If you're new to the course-rating game, Oakmont's quick rise may strike you as improbable. Traditional course raters, after all, publish their results on paper, usually on a biennial basis, and don't bother to re-evaluate their picks until they've spent a couple of winters in the Caribbean. They live in an analog universe. This Top 50, on the other hand, is a digital conceit, fast out of the blocks and capable of turning on a dime. So when a sleepy old club like Oakmont decides to shake things up by hosting a U.S. Open, the Top 50 responds appropriately.
Another Pennsylvania gem, New Castle Country Club, debuts this week at No. 50. Laid out in 1923 by A.W. Tillinghast, the private New Castle course plays to a cozy 6,600 yards short by modern standards but it's no pushover, thanks to the occasional blind shot and the small, steeply sloped greens. During Open week, I played a round at New Castle with Philadelphia Daily News sportswriter Mike Kern, who was effusive in his praise of the small-town layout.
"My only quibble was the second green," Mike said after our round, "and that's because I don't like cliffside bunkers where you can lose your balance and maybe plummet to your death."
The only other shift in the rankings has the New Richmond (Wisc.) Golf Club moving up a spot to No. 31. That, along with the Oakmont surge, made me wonder what variable in the Cal Sci algorithm accounted for the changes.
"Trees," said mathematics professor Charles Eppes, who moonlights for the Top 50 during lulls in the academic calendar. "Oakmont rid itself of five thousand trees which, when you think about it, are a profound annoyance to golfers. Trees kill grass, too, and sometimes tree limbs drop on members' heads."
New Richmond, he went on, has improved by adding thousands of trees to what had once been a featureless 9-hole, sand-greens course. "Trees give a hole definition, provide strategic obstacles, and are unbeatable for carbon sequestration.
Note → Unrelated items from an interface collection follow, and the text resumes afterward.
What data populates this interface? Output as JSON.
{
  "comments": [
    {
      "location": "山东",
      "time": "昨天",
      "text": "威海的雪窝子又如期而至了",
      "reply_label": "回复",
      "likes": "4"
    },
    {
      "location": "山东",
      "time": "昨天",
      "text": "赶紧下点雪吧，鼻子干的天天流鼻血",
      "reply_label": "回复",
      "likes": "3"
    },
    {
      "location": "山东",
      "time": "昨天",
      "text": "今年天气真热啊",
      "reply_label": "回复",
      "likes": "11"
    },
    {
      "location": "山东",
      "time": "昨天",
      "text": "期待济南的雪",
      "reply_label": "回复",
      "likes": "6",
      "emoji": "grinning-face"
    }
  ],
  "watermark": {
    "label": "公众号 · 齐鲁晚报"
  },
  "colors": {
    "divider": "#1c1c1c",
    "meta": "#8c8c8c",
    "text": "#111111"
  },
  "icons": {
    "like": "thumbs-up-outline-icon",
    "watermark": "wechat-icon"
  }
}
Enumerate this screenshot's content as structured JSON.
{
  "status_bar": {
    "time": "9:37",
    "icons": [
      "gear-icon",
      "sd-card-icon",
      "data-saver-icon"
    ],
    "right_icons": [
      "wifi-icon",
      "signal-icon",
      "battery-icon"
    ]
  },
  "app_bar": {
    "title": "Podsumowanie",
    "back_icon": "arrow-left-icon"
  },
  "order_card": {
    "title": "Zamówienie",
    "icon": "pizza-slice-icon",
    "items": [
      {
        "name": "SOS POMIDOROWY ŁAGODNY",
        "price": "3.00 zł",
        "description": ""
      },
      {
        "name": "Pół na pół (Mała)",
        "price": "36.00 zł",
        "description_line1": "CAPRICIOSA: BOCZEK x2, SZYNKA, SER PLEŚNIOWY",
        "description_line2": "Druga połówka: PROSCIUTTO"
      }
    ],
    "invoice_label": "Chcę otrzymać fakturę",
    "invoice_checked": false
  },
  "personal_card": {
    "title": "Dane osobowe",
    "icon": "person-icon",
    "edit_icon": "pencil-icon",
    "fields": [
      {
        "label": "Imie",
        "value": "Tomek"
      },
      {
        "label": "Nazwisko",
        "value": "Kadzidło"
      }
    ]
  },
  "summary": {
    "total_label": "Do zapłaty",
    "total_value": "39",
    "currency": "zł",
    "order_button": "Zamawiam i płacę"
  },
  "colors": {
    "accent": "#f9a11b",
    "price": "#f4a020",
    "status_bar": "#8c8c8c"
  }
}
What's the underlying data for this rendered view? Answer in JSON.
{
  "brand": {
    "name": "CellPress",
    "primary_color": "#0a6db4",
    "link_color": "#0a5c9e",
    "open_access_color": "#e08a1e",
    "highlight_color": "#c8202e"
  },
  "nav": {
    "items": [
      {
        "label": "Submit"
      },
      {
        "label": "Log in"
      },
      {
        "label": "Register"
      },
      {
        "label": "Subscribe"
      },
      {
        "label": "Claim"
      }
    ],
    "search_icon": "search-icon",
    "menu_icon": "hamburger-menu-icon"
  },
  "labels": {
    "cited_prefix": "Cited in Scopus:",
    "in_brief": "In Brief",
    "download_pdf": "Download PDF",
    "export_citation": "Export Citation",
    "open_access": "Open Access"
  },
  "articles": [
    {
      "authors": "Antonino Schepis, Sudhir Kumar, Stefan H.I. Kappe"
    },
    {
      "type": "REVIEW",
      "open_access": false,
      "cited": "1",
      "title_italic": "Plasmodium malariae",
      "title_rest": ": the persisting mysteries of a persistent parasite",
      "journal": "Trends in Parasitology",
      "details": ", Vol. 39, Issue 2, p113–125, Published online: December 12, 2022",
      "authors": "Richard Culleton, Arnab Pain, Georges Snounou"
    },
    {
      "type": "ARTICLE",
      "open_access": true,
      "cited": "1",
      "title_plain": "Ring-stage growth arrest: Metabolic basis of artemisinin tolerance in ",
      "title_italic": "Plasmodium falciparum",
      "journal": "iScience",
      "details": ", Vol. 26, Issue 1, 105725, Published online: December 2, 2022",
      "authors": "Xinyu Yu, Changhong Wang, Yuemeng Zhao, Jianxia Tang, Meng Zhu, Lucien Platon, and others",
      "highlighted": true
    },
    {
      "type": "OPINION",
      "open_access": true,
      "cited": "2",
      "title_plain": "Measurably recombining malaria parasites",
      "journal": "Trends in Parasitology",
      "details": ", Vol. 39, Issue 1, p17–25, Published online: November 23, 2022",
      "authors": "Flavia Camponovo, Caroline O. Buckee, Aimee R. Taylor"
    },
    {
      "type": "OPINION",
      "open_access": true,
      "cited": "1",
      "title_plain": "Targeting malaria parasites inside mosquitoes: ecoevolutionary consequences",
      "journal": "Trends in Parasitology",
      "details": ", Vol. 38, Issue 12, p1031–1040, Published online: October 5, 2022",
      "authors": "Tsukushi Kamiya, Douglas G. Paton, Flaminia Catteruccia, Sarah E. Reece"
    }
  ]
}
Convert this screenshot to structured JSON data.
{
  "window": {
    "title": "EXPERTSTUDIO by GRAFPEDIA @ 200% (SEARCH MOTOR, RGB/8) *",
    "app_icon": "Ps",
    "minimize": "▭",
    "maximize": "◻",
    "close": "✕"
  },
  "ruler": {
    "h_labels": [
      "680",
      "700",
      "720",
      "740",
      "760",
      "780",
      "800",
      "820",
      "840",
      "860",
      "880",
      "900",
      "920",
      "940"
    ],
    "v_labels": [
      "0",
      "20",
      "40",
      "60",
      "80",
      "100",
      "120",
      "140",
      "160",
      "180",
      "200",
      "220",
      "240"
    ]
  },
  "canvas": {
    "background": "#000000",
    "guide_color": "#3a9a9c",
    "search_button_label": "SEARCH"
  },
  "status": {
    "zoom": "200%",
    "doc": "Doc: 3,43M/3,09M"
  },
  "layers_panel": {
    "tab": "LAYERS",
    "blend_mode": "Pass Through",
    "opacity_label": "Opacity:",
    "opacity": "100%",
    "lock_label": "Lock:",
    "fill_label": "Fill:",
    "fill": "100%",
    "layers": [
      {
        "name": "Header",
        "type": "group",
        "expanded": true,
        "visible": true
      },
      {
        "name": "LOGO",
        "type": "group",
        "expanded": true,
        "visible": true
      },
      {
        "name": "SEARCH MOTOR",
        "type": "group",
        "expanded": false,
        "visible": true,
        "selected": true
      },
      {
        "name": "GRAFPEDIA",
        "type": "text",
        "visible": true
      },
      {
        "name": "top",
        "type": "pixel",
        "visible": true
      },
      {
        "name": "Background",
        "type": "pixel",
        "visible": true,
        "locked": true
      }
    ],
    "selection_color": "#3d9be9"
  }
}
And their shade is nice on a hot day."
In math circles, Charlie said, this is known as the Pinehurst Paradox. "In layman's terms, it means that golf course volatility is driven by the most readily quantifiable data, which in this case is the number of trees. Movement in either direction by cutting trees, say, or by planting trees improves the golf course. Inaction, on the other hand, gives us no data to work with and suggests, quite frankly, that the members don't give a damn."
Well, it's a theory. Many of the courses in the Top 50, including the top three, are proudly tree-free and a good bet to remain so. And I don't expect forest tracks like Oak Hill, Cypress Point and Augusta National to make chain saws mandatory any time soon. "The tree which moves some to tears of joy," William Blake pointed out a few rounds ago, "is in the eyes of others only a green thing that stands in the way."
Blake, by the way, ranked 38th in a recent BBC poll of the "100 Greatest Britons."